Thankfully though, besides those two alterations, the 924 presents largely original and certainly quite tidy and clean. It’s pleasant to see an early 924 which is still sporting its factory alloys and this one has even somehow managed to avoid getting a later rubber rear spoiler attached to its clamshell rear window. It’s just such an elegant and harmonious profile when left unadorned by spoilers. On the inside, things appear just as positive with the early two-spoke steering wheel still in place and the seats looking rather nice despite the vendor admitting to one small hole. The vendor also points out that the dashboard is without any cracks – which is quite the rarity for 924s nowadays – and that the original radio is also still present. While not quite a real time-capsule classic, it does appear to be a largely unmolested 924 with the added bonus of that fabulous blue paintwork. Here are a few pictures which we’ve borrowed from the advert:
The vendor claims that the 924 is in mechanically good condition and the car also comes with a valid Dutch MOT. The mileage is given at 45,000km, but remember that these cars have five digit odometers, so bearing in mind that the vendor makes no mention of any documentation for the mileage, I will assume that it’s been around the clock at least once. But again, this just means that you wouldn’t need to be worried about driving your new 924 and adding plenty more miles. Oh, and did I mention that Minerva blue paint?
Regardless, with 911s still being out of reach for most enthusiasts despite a cooling market, it’s nice to know that this little Zuffenhausen gem can be yours for something as modest as Euro 4,750 which with the current weak pound equates approximately to £ 4,300. To kick-start that Porsche fantasy of yours, here’s a link to the full advert: 1978 Porsche 924
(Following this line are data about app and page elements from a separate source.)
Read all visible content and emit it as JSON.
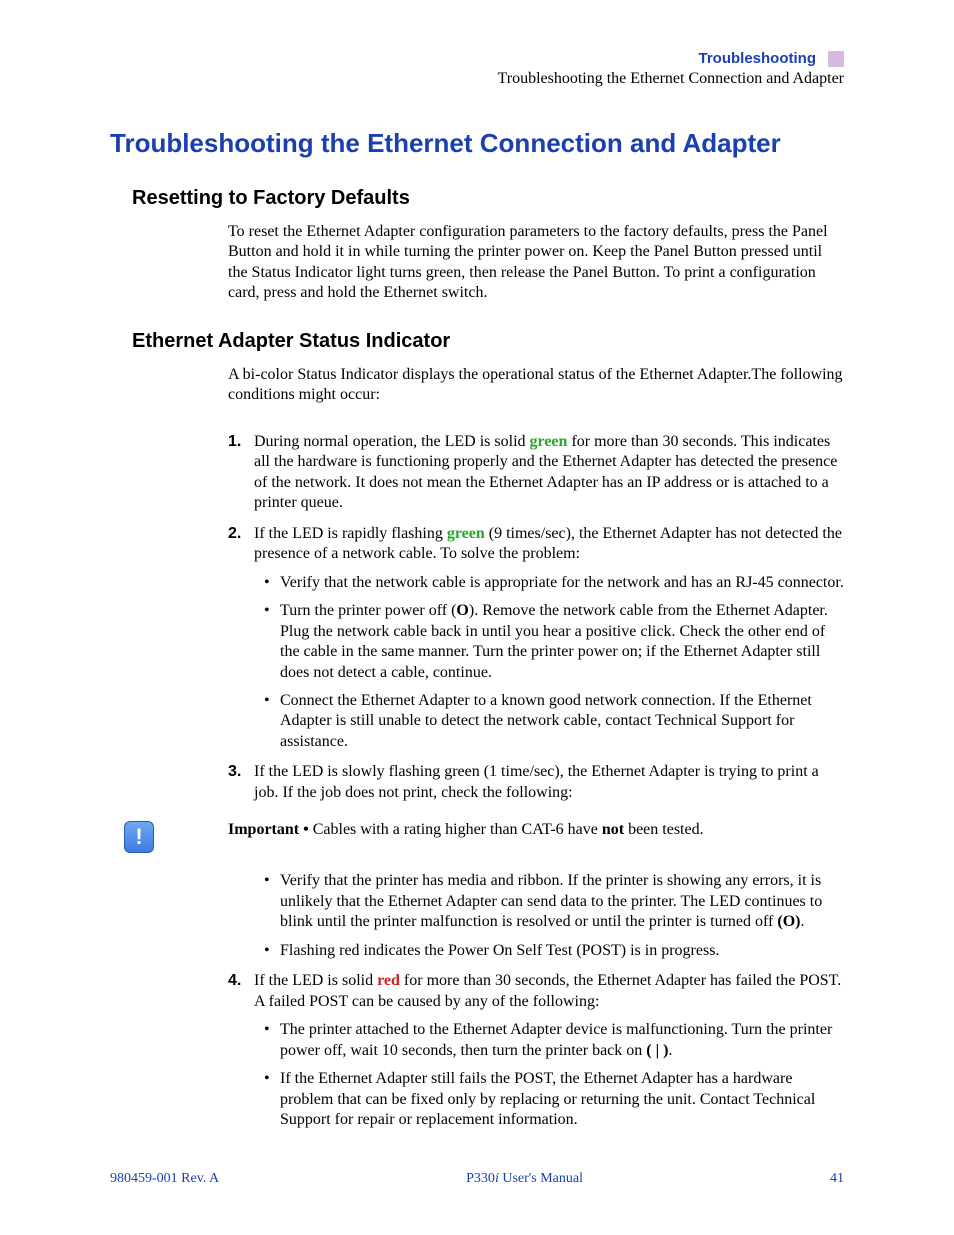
{
  "header": {
    "category": "Troubleshooting",
    "subtitle": "Troubleshooting the Ethernet Connection and Adapter"
  },
  "title": "Troubleshooting the Ethernet Connection and Adapter",
  "section1": {
    "heading": "Resetting to Factory Defaults",
    "body": "To reset the Ethernet Adapter configuration parameters to the factory defaults, press the Panel Button and hold it in while turning the printer power on. Keep the Panel Button pressed until the Status Indicator light turns green, then release the Panel Button. To print a configuration card, press and hold the Ethernet switch."
  },
  "section2": {
    "heading": "Ethernet Adapter Status Indicator",
    "intro": "A bi-color Status Indicator displays the operational status of the Ethernet Adapter.The following conditions might occur:",
    "items": [
      {
        "num": "1.",
        "pre": "During normal operation, the LED is solid ",
        "color_word": "green",
        "post": " for more than 30 seconds. This indicates all the hardware is functioning properly and the Ethernet Adapter has detected the presence of the network. It does not mean the Ethernet Adapter has an IP address or is attached to a printer queue."
      },
      {
        "num": "2.",
        "pre": "If the LED is rapidly flashing ",
        "color_word": "green",
        "post": " (9 times/sec), the Ethernet Adapter has not detected the presence of a network cable. To solve the problem:",
        "bullets": [
          "Verify that the network cable is appropriate for the network and has an RJ-45 connector.",
          "Turn the printer power off (O). Remove the network cable from the Ethernet Adapter. Plug the network cable back in until you hear a positive click. Check the other end of the cable in the same manner. Turn the printer power on; if the Ethernet Adapter still does not detect a cable, continue.",
          "Connect the Ethernet Adapter to a known good network connection. If the Ethernet Adapter is still unable to detect the network cable, contact Technical Support for assistance."
        ]
      },
      {
        "num": "3.",
        "text": "If the LED is slowly flashing green (1 time/sec), the Ethernet Adapter is trying to print a job. If the job does not print, check the following:"
      }
    ],
    "important": {
      "label": "Important •",
      "pre": " Cables with a rating higher than CAT-6 have ",
      "bold": "not",
      "post": " been tested."
    },
    "after_important_bullets": [
      "Verify that the printer has media and ribbon. If the printer is showing any errors, it is unlikely that the Ethernet Adapter can send data to the printer. The LED continues to blink until the printer malfunction is resolved or until the printer is turned off (O).",
      "Flashing red indicates the Power On Self Test (POST) is in progress."
    ],
    "item4": {
      "num": "4.",
      "pre": "If the LED is solid ",
      "color_word": "red",
      "post": " for more than 30 seconds, the Ethernet Adapter has failed the POST. A failed POST can be caused by any of the following:",
      "bullets": [
        "The printer attached to the Ethernet Adapter device is malfunctioning. Turn the printer power off, wait 10 seconds, then turn the printer back on ( | ).",
        "If the Ethernet Adapter still fails the POST, the Ethernet Adapter has a hardware problem that can be fixed only by replacing or returning the unit. Contact Technical Support for repair or replacement information."
      ]
    }
  },
  "footer": {
    "left": "980459-001 Rev. A",
    "center_prefix": "P330",
    "center_ital": "i",
    "center_suffix": " User's Manual",
    "right": "41"
  },
  "symbols": {
    "O_bold": "O",
    "pipe_bold": "( | )"
  }
}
With our Saturday instalment of Prime Find of the Week, we’re offering our services to the classic car community, by passing on our favourite classic car for sale from the week that passed. This top-tip might help a first-time-buyer to own his first classic, or it could even be the perfect motivation for a multiple-classic-car-owner to expand his garage with something different. We’ll let us inspire by anything from a cheap project to a stunning concours exotic, and hope that you will do the same.
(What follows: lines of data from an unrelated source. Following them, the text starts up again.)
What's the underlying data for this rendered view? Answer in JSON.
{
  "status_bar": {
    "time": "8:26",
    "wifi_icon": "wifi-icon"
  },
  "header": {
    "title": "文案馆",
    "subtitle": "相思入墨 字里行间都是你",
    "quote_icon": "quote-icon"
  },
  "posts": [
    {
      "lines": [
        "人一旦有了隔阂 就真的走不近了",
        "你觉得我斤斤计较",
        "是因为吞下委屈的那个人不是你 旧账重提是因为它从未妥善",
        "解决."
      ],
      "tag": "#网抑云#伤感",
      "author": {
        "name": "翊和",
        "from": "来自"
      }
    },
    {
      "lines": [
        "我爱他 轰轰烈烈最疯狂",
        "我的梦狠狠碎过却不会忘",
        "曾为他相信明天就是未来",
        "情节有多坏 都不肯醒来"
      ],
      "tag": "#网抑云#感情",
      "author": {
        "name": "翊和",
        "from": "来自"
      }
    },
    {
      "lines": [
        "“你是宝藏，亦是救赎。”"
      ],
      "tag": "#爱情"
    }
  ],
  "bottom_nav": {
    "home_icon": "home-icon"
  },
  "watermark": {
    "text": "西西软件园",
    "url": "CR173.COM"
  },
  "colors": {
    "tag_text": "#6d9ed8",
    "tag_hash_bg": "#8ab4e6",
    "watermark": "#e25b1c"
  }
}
Just remember – Any Classic is Better than No Classic! We obviously invite our readers to help prospective buyers with your views and maybe even experiences of any given model we feature. Further to that, if you stumble across a classic which you feel we ought to feature as Prime Find of the Week, then please send us a link to firstname.lastname@example.org